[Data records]
◆ ◆ ◆ ◆ ◆
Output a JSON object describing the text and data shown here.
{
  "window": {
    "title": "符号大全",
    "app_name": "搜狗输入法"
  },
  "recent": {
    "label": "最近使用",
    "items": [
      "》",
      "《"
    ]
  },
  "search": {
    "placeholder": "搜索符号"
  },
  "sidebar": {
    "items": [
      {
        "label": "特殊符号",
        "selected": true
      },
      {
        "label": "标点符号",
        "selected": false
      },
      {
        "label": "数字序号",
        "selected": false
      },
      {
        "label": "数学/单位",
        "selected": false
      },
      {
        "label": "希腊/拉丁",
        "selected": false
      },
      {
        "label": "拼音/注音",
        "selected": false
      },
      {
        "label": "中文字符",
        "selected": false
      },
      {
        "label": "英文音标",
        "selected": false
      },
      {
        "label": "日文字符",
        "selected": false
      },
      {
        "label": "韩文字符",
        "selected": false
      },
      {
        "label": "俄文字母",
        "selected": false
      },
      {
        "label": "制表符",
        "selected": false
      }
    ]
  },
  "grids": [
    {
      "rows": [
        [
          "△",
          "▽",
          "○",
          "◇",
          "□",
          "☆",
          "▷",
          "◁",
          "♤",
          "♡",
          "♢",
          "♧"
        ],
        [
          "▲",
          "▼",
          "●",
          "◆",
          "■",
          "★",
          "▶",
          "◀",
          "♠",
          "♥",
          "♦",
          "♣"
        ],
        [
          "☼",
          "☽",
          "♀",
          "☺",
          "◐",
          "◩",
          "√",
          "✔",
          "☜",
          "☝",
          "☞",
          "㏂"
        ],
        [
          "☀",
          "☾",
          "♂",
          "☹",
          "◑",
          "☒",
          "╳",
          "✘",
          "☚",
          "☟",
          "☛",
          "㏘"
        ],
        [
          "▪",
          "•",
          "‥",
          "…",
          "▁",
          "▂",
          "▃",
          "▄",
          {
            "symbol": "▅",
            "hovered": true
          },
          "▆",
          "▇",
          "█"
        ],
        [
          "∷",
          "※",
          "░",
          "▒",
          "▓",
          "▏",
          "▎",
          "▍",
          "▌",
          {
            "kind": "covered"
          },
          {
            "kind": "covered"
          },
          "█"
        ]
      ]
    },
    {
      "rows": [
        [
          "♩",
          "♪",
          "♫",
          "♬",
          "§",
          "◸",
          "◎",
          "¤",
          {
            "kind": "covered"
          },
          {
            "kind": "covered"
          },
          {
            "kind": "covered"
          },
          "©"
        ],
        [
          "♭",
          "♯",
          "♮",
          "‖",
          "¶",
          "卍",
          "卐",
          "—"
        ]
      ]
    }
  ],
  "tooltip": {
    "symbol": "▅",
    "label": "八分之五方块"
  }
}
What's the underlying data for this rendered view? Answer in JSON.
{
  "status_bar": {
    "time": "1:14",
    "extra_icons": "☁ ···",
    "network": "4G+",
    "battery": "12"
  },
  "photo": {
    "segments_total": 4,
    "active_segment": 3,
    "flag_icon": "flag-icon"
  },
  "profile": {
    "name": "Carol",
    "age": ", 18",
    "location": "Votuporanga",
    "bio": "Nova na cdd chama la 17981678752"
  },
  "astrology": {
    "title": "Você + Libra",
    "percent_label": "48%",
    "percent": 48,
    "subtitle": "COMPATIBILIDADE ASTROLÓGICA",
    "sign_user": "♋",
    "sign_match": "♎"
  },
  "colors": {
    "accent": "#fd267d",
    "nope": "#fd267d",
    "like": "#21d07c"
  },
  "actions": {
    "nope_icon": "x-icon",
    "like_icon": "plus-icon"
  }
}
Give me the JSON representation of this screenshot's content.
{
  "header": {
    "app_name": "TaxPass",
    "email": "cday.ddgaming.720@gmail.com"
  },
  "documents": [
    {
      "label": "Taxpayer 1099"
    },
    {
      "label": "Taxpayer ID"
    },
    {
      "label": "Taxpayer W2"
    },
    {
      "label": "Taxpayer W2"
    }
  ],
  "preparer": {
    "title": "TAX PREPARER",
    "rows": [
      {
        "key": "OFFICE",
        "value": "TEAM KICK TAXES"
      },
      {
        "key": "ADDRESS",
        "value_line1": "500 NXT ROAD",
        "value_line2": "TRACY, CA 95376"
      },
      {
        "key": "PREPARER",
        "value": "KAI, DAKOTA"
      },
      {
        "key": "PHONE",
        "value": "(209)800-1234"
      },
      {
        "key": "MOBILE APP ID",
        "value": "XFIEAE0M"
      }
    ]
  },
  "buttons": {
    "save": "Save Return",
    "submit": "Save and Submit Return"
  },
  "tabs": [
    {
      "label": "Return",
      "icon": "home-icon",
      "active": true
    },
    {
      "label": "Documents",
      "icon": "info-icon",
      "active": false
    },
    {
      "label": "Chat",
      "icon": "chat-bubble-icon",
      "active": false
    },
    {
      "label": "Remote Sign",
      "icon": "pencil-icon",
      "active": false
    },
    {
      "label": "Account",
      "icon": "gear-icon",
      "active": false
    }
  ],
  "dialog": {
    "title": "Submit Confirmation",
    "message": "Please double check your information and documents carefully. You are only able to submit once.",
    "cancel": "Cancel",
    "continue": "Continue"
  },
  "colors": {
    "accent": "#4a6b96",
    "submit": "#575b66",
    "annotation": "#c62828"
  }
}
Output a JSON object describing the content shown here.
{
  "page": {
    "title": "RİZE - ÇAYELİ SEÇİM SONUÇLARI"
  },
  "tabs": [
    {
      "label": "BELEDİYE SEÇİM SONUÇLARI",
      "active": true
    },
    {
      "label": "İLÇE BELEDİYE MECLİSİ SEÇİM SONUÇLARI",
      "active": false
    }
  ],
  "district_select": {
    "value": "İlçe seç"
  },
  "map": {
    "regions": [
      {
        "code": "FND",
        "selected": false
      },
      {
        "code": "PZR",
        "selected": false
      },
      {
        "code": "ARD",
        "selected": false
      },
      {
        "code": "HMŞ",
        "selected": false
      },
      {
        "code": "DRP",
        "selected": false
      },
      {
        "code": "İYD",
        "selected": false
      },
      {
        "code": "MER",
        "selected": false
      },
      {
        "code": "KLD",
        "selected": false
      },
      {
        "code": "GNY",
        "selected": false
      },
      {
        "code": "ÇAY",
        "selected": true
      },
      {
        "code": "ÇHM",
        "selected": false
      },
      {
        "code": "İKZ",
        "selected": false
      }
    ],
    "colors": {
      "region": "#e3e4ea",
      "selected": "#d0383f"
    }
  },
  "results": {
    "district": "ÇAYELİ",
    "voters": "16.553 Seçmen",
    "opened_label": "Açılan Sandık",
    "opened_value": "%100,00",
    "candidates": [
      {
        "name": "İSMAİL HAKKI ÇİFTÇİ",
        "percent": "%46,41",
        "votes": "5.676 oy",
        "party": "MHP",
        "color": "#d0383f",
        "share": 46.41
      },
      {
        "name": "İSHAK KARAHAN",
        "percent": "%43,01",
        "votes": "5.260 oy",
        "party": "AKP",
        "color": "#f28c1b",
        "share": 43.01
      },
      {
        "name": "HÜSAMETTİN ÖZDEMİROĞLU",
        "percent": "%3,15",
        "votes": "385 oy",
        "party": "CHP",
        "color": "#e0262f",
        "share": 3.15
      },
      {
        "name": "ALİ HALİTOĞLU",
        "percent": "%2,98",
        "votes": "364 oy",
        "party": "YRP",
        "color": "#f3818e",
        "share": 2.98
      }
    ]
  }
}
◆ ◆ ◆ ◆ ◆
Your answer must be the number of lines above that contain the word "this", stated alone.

2